The University of Detroit Jesuit High School announced this week it will begin construction on a new state-of-the-art facility for the in-demand subjects of science, technology, engineering and math.
The school, which only enrolls boys, has been a bedrock of the city for more than 130 years, and it’s one of the few Catholic schools that have stayed in Detroit.
As Mayor Mike Duggan said at the event: “I applaud U of D Jesuit’s commitment to providing young men in the city of Detroit with access to a world-class education and the opportunity to make a difference for the rest of their lives.”
The mayor is right, but of the 900 students that attend the Jesuit High School and Academy, only 20 percent live in Detroit. Just think how many more Detroit students could enjoy attending this kind of school if Michigan allowed public dollars to flow in some fashion to private schools.
That’s not a possibility now because the state has one of the most restrictive constitutional amendments in America related to school vouchers.
So while at least 20 states now have some kind of publicly-funded private school option for families, including some of this state’s closest neighbors, Michigan remains out of the loop. At a time when the state persistently lags the rest of the U.S. in its test scores—especially schools in Detroit—families should have as many choices as possible for ensuring their children get a good education.
The state constitution, amended in 1970 to block private school funding and upheld by voters in 2000, specifically says vouchers and tax credits for nonpublic schools are out of the question. But some education reform advocates in Michigan are considering a push for the latest school choice innovation: education savings accounts.
These accounts have been in the news lately, as Nevada recently passed the most sweeping ESA program in the country—opening the savings accounts to every student in the state.
Other states that have used them, like Arizona and Florida, allocate the accounts on a more restricted basis, such as for special needs students or those attending failing schools.
The ESA model works much like a health savings account, with the state placing the per-student allowance into an account that parents can access how they choose.
And this model has stood up to court challenges, even in states with amendments that block vouchers.
That’s because the savings accounts give parents the direct ability to handpick their child’s education options, from classes at a local public school to tuition at a private school.
“It enables parents to be contractors,” says Lindsey Burke, education policy expert at the Heritage Foundation.
But Michigan’s amendment goes further than the other 37 states that prevent vouchers.
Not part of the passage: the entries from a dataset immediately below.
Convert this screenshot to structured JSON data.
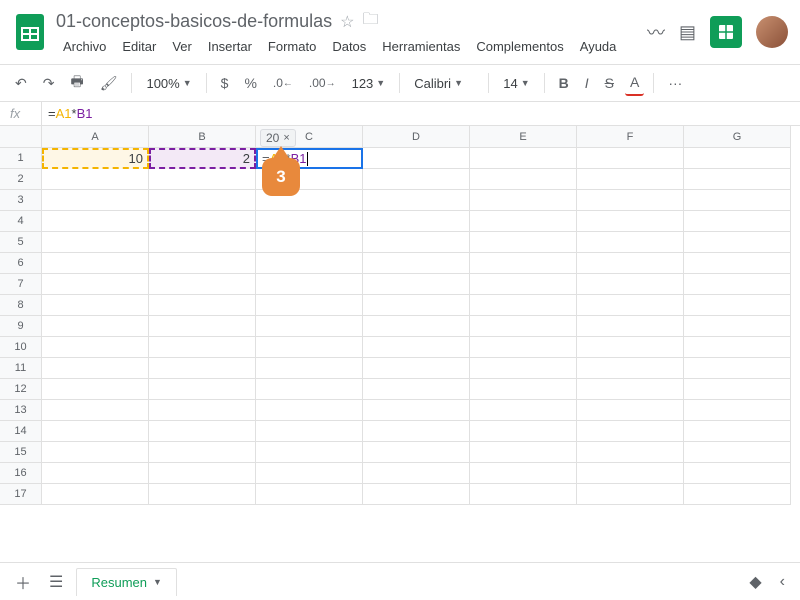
{
  "doc": {
    "title": "01-conceptos-basicos-de-formulas"
  },
  "menu": {
    "archivo": "Archivo",
    "editar": "Editar",
    "ver": "Ver",
    "insertar": "Insertar",
    "formato": "Formato",
    "datos": "Datos",
    "herramientas": "Herramientas",
    "complementos": "Complementos",
    "ayuda": "Ayuda"
  },
  "toolbar": {
    "zoom": "100%",
    "font": "Calibri",
    "size": "14",
    "dec0": ".0",
    "dec00": ".00",
    "fmt123": "123",
    "dollar": "$",
    "percent": "%",
    "bold": "B",
    "italic": "I",
    "strike": "S",
    "more": "···"
  },
  "formula": {
    "fx": "fx",
    "eq": "=",
    "ref1": "A1",
    "op": "*",
    "ref2": "B1"
  },
  "columns": [
    "A",
    "B",
    "C",
    "D",
    "E",
    "F",
    "G"
  ],
  "rows": [
    "1",
    "2",
    "3",
    "4",
    "5",
    "6",
    "7",
    "8",
    "9",
    "10",
    "11",
    "12",
    "13",
    "14",
    "15",
    "16",
    "17"
  ],
  "cells": {
    "a1": "10",
    "b1": "2",
    "c1_eq": "=",
    "c1_ref1": "A1",
    "c1_op": "*",
    "c1_ref2": "B1"
  },
  "result_tooltip": {
    "value": "20",
    "close": "×"
  },
  "callout": {
    "num": "3"
  },
  "tabs": {
    "resumen": "Resumen"
  }
}
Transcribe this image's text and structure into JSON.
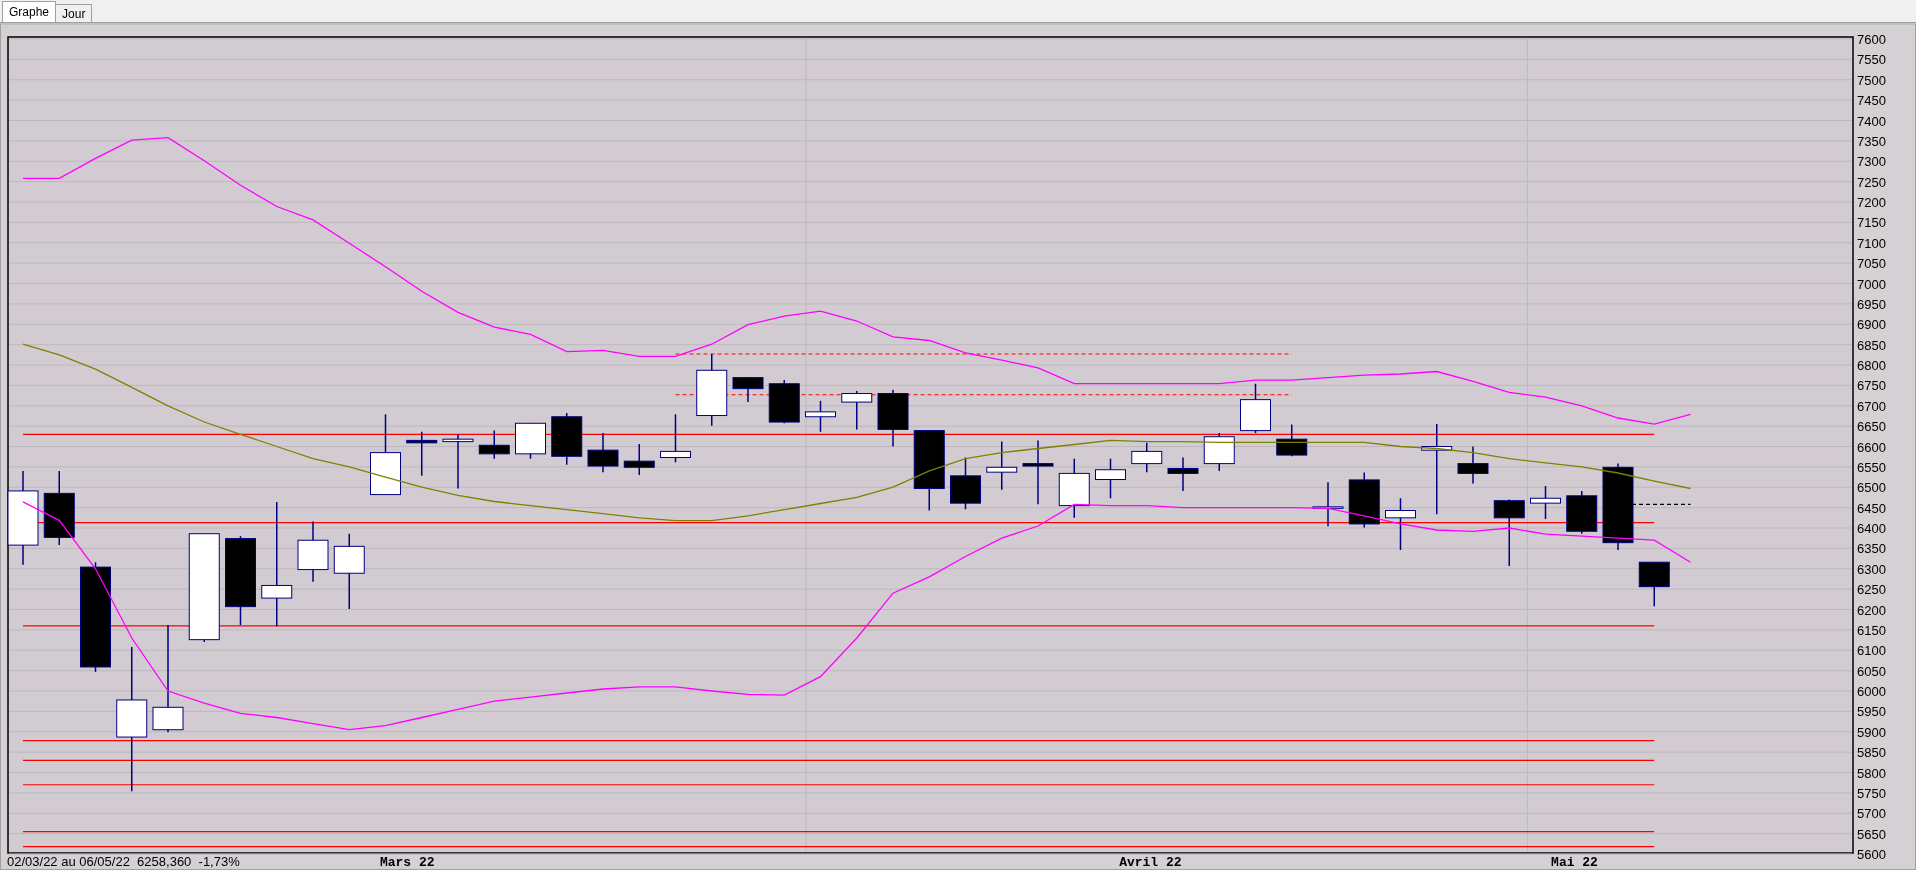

It blocks “any payment, credit, tax benefit, exemption or deduction, tuition voucher, subsidy, grant or loan of public monies or property, directly or indirectly” for use at a private school.
Gary Naeyaert, executive director of the Great Lakes Education Project, is working to spearhead an effort to introduce the ESA option in Michigan as a narrow carve-out for students with special needs. His organization is currently sorting through the legal challenges such legislation would inevitably face, but Naeyaert thinks this is the best option the state has to work around its restrictive anti-choice amendment.
It could also open doors for more sweeping changes down the road. Naeyaert believes that if these savings accounts would hold up in court, then the voucher issue could be brought back to voters. A voter-approved amendment is necessary to alter the state constitution.
“This would be laying the groundwork for elimination at the ballot box,” Naeyaert says.
The state already allows shared-time instruction, which as the Citizens Research Council of Michigan has pointed out provides public funding for nonpublic school students to take elective courses at public schools. So some crossover exists now.
Education savings accounts are a long shot in Michigan, but given their track record in other states, it’s worth a try.
“They are such a robust option,” Burke says.